In the entries, find all lines that hold the word "Position" and copy them.

(GIVEN INFORMATION Opens)

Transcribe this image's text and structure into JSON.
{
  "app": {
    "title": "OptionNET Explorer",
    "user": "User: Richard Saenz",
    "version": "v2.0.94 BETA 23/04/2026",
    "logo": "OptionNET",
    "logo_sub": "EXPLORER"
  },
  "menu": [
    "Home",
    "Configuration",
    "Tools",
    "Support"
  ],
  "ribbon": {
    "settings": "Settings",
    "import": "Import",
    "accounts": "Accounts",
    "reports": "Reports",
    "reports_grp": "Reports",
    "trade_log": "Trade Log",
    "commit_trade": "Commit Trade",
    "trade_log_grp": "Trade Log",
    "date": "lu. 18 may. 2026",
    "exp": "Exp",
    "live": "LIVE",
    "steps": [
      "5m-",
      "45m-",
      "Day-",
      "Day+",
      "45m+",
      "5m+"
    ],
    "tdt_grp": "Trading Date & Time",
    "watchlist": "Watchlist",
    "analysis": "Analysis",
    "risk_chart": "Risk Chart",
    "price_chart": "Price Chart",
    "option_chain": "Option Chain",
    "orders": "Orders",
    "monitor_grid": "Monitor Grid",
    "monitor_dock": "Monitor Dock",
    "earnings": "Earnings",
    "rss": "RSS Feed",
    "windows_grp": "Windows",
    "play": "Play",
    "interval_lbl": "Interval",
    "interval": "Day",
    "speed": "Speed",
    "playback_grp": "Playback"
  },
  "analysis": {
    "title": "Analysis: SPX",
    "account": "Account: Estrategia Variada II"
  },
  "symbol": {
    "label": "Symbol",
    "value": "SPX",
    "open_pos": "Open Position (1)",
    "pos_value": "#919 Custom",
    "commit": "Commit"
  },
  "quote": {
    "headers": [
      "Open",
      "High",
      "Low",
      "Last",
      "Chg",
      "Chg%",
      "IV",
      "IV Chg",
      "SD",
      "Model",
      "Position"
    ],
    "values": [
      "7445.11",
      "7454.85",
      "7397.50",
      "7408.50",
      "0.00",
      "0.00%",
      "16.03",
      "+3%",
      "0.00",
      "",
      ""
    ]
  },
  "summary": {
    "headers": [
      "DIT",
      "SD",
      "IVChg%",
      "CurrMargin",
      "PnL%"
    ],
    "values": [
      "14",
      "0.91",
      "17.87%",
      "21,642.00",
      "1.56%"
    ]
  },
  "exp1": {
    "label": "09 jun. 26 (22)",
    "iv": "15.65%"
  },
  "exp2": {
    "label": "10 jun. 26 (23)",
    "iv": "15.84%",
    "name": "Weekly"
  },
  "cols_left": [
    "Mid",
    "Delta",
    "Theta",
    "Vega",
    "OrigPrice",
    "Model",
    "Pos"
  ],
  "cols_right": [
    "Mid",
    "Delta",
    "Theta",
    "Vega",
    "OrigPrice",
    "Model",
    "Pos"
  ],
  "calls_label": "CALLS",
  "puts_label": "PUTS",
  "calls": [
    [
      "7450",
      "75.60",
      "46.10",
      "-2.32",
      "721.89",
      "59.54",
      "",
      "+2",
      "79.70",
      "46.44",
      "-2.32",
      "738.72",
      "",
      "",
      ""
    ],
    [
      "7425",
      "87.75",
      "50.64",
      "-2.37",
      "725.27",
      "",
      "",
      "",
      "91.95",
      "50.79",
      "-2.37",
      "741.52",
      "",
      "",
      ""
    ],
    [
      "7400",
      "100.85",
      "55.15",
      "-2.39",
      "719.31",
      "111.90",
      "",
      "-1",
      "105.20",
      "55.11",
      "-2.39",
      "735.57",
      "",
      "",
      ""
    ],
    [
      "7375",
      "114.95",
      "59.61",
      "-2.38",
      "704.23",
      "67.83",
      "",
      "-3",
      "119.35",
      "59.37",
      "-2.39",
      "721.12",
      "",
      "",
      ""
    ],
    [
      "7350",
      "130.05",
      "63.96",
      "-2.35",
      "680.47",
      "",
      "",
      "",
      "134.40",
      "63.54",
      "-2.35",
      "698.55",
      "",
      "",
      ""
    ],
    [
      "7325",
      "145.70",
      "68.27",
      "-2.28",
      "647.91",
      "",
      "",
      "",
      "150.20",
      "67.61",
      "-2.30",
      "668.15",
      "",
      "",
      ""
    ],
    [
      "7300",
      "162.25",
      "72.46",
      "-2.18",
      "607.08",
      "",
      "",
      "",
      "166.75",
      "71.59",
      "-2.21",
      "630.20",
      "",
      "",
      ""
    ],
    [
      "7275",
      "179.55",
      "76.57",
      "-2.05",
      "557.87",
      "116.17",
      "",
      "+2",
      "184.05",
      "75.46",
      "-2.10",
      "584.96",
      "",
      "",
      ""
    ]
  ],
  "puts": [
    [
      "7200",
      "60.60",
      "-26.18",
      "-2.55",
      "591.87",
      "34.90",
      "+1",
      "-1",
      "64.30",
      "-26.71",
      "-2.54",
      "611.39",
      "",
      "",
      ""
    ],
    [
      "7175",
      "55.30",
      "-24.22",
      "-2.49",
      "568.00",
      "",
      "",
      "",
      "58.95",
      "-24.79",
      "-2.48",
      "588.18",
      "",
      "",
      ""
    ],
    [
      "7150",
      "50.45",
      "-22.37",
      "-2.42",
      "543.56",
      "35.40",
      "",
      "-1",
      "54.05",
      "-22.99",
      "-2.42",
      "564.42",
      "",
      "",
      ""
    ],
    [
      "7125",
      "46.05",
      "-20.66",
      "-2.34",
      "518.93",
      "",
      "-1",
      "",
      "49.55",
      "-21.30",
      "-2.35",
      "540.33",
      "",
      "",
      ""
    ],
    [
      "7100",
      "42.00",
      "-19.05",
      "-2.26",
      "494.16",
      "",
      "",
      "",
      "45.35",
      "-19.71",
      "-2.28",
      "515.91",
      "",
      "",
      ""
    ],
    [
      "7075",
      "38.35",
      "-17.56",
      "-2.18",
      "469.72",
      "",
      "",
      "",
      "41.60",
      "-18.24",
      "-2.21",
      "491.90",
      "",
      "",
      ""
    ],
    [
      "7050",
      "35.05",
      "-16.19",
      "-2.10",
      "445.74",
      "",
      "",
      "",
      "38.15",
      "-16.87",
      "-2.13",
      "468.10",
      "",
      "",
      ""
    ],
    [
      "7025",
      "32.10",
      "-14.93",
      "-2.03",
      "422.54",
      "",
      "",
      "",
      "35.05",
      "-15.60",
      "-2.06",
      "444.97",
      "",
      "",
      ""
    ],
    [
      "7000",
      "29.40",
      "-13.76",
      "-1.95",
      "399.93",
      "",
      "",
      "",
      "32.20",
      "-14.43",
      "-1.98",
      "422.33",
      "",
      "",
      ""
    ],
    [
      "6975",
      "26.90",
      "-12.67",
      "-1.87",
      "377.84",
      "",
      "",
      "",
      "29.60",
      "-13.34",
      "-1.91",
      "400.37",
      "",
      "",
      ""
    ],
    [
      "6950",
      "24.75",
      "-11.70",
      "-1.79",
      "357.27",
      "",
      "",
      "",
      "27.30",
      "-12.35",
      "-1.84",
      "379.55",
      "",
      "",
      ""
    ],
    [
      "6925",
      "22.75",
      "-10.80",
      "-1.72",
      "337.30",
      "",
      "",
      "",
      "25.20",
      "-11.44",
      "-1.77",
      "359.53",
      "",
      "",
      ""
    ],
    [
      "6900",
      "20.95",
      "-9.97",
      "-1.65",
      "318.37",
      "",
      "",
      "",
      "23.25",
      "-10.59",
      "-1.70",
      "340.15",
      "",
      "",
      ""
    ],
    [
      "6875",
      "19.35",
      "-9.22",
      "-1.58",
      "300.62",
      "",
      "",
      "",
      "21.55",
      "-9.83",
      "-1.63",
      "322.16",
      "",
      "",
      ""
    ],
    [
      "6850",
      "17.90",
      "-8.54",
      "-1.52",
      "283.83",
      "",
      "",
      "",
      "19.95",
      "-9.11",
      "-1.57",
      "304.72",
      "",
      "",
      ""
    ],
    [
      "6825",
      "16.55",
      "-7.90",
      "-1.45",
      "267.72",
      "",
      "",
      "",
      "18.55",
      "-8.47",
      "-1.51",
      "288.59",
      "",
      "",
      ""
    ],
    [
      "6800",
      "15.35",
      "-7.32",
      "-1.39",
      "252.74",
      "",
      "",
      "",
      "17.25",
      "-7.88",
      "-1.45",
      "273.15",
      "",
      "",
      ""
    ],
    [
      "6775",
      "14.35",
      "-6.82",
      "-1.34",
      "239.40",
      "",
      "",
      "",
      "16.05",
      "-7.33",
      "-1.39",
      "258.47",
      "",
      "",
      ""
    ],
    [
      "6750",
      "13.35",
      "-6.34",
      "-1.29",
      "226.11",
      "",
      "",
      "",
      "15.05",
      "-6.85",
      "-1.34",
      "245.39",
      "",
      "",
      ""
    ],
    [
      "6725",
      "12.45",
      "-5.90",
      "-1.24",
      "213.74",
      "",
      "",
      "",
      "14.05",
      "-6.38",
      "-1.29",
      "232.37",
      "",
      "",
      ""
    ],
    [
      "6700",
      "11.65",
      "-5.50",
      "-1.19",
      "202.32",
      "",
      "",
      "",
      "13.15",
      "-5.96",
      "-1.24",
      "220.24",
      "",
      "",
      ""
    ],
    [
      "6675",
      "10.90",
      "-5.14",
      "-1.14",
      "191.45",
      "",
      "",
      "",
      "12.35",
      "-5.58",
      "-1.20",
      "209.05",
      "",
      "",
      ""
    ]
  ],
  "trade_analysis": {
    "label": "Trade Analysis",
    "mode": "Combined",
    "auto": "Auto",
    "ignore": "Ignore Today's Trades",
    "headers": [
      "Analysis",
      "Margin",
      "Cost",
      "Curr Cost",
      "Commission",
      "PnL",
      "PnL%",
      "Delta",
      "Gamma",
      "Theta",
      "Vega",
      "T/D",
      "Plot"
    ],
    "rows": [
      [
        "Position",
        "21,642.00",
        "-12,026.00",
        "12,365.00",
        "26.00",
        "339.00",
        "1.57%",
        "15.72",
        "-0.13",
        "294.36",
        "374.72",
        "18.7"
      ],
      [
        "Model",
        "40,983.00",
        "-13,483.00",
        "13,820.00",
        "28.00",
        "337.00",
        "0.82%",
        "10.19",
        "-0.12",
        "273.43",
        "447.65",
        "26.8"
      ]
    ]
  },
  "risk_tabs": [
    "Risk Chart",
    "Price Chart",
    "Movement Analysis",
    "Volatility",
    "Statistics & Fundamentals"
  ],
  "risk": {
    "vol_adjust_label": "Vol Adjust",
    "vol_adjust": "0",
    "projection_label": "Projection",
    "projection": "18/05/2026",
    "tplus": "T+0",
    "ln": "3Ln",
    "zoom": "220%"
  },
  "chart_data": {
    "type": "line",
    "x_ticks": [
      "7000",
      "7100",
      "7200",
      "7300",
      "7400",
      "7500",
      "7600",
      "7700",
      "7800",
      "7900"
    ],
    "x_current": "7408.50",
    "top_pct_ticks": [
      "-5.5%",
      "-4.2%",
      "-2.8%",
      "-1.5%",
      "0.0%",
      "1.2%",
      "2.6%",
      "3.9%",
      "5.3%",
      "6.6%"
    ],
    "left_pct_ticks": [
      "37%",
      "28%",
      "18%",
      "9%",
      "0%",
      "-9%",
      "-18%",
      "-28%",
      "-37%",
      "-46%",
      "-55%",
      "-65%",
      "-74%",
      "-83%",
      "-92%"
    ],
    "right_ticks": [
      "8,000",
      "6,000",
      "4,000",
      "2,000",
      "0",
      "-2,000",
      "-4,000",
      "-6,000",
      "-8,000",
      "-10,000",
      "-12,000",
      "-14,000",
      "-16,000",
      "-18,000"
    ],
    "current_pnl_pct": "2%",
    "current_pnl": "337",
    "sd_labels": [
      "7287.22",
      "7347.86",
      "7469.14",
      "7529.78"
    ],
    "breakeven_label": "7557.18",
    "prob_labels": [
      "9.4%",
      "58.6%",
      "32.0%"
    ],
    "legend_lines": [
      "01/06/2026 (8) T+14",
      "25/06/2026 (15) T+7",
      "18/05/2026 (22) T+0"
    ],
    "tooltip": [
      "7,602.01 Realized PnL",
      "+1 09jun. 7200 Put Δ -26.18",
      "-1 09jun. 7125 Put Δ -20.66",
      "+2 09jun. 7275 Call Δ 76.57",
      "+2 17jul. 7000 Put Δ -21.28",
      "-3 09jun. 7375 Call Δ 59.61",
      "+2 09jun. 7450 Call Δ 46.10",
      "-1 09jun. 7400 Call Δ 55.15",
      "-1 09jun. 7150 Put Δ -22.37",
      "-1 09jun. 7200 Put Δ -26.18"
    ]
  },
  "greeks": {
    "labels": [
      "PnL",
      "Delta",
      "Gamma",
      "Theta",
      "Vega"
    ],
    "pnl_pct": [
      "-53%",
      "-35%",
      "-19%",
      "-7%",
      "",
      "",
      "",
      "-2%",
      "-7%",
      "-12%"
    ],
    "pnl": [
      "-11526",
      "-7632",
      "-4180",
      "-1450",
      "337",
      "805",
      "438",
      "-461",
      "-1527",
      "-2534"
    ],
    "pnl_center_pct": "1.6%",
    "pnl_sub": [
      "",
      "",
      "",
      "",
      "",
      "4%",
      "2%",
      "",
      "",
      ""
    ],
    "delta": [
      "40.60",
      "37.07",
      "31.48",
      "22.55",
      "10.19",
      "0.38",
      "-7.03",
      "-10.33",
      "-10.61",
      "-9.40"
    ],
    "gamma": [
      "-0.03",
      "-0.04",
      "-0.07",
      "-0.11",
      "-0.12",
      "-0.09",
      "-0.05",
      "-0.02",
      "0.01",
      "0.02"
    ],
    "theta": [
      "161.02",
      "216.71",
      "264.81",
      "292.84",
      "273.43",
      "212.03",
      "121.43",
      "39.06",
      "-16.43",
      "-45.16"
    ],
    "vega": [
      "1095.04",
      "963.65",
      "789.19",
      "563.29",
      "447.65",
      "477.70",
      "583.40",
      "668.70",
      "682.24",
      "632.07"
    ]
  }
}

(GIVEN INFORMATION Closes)

-- EXPECTED ANSWER --
    "open_pos": "Open Position (1)",
      "Position"
        "Position",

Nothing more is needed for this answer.